A Multi-Dimensional Tribute to ‘Breaking Bad’
Pulling a handy Green ribbon on the side of the drawer-box packaging dramatically reveals the contents. And quite frankly, this is where a video is worth a thousand words. That’s because what awaited me was something not just unique, but multi-dimensionally unique in a way we just don’t see that often.
For starters, a peek inside the sleeve reveals a velvet lining to ensure a smooth removal of the drawer – absolutely vital considering its weight. And now to what lay inside. Fitted inside the drawer is a 2-inch-thick piece of padding – foam covered in Black velvet – containing four identical cutouts. Snuggly resting in two of them sits a pair of 2-inch acrylic cubes, each containing a glass vial at its center.
The first vial contains Bromine, the second Barium, or so the accompanying screen printed acetate’s informs me, as well as relaying each element’s chemical symbol and atomic number. Look closely and you can see these are actually embedded in the acrylic! (To guard against scratches to the surface, Highresolution polished each cube by hand with car wax.) Both symbols are used to make up the B’s in “Breaking Bad’s” logo, and are also visible at the bottom of the other two cut-outs.
What Lies Beneath
Removing the cubes and Black padding from the box reveals that the large Green chemical symbols are actually part of a 5” x 5 “ x 1½” custom-poured acrylic base, the letters and numbers screen printed reverse image in Green, White and Black. And thanks to the transparency of the acrylic and the way they were printed, they’re visible from practically every angle. To give you some idea of the level of detail Highresolution went into with this piece, the two removable cubes are held in place by 1/8-inch routed notches on the base.
An Appropriate Ending
And because no “Breaking Bad” episode would be complete without a last-minute twist, lifting the base out of the box reveals a parting gift: a bunch of (sadly shredded) $100 bills. Not only did they help to protect the printing on the bottom of the acrylic, it’s also a subtle nod to how everyone’s ambitions in the series usually ended up being realized in ironic, tragic ways.
Sabine Lenz is the founder of PaperSpecs.com, the first online paper database and community specifically designed for paper specifiers.
Growing up in Germany, Sabine started her design career in Frankfurt, before moving to Australia and then the United States. She has worked on design projects ranging from corporate identities to major road shows and product launches. From start-ups to Fortune 500 companies, her list of clients included Oracle, Sun Microsystems, Deutsche Bank, IBM and KPMG.
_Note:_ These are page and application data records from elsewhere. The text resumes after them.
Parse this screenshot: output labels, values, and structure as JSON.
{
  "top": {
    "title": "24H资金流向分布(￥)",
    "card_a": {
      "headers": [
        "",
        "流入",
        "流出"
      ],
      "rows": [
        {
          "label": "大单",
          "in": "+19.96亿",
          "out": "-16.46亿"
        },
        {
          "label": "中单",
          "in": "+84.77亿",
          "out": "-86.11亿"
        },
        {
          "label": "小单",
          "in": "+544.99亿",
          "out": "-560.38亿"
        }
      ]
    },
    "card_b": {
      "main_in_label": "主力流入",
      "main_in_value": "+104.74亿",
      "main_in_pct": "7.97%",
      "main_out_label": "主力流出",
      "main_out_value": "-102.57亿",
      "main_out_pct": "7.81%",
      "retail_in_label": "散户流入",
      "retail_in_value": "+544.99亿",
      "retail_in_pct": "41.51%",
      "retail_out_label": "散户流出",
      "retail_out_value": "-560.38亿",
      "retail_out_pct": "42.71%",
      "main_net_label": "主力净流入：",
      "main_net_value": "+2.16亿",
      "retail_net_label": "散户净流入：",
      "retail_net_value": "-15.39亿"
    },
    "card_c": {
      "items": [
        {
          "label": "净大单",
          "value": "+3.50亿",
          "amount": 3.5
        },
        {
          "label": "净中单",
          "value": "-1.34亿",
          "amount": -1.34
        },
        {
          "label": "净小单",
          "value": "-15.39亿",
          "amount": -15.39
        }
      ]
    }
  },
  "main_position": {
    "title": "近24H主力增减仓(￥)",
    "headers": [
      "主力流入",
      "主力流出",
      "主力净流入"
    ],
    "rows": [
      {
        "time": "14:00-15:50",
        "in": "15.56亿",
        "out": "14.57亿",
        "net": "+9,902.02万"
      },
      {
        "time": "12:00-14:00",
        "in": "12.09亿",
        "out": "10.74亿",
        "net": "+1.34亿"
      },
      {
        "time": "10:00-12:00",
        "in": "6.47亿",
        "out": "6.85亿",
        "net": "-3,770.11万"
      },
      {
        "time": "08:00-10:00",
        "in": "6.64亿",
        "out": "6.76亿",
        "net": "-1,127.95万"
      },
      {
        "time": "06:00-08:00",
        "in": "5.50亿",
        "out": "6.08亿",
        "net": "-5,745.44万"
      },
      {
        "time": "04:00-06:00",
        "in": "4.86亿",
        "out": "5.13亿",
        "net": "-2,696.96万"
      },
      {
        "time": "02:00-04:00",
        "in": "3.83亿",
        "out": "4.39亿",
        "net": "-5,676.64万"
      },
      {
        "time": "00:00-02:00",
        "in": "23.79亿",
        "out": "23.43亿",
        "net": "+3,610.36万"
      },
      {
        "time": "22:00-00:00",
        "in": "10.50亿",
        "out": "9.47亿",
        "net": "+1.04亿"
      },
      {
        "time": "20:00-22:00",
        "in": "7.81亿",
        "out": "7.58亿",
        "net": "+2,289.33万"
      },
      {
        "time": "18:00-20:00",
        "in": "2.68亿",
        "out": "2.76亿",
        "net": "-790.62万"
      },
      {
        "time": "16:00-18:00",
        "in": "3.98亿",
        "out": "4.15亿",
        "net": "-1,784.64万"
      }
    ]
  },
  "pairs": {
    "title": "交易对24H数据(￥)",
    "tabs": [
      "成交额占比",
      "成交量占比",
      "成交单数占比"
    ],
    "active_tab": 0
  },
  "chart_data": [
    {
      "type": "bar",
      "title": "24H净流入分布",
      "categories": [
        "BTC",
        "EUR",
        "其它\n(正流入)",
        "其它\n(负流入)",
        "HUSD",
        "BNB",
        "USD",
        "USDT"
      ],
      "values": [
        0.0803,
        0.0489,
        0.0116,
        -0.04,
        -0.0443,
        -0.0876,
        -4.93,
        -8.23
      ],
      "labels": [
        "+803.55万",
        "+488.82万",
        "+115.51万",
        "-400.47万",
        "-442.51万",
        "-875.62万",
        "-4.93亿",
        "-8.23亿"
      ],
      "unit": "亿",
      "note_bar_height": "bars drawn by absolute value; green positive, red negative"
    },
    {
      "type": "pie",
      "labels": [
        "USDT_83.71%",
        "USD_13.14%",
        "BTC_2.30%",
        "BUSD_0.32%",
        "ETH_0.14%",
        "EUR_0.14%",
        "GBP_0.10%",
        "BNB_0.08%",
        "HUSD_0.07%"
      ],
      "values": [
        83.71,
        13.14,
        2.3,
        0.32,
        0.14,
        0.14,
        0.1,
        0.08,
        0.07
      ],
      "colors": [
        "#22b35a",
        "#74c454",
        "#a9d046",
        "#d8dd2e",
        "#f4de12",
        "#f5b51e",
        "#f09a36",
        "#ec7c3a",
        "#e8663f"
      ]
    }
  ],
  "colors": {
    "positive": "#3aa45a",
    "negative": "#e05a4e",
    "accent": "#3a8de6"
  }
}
Seeing designers struggle worldwide to stay current with new papers and paper trends inspired Sabine to create PaperSpecs, an independent and comprehensive Web-based paper database and weekly e-newsletter. She is also a speaker on paper issues and the paper industry. Some refer to her lovingly as the "paper queen" who combines her passion for this wonderful substrate called paper with a hands-on approach to sharing her knowledge.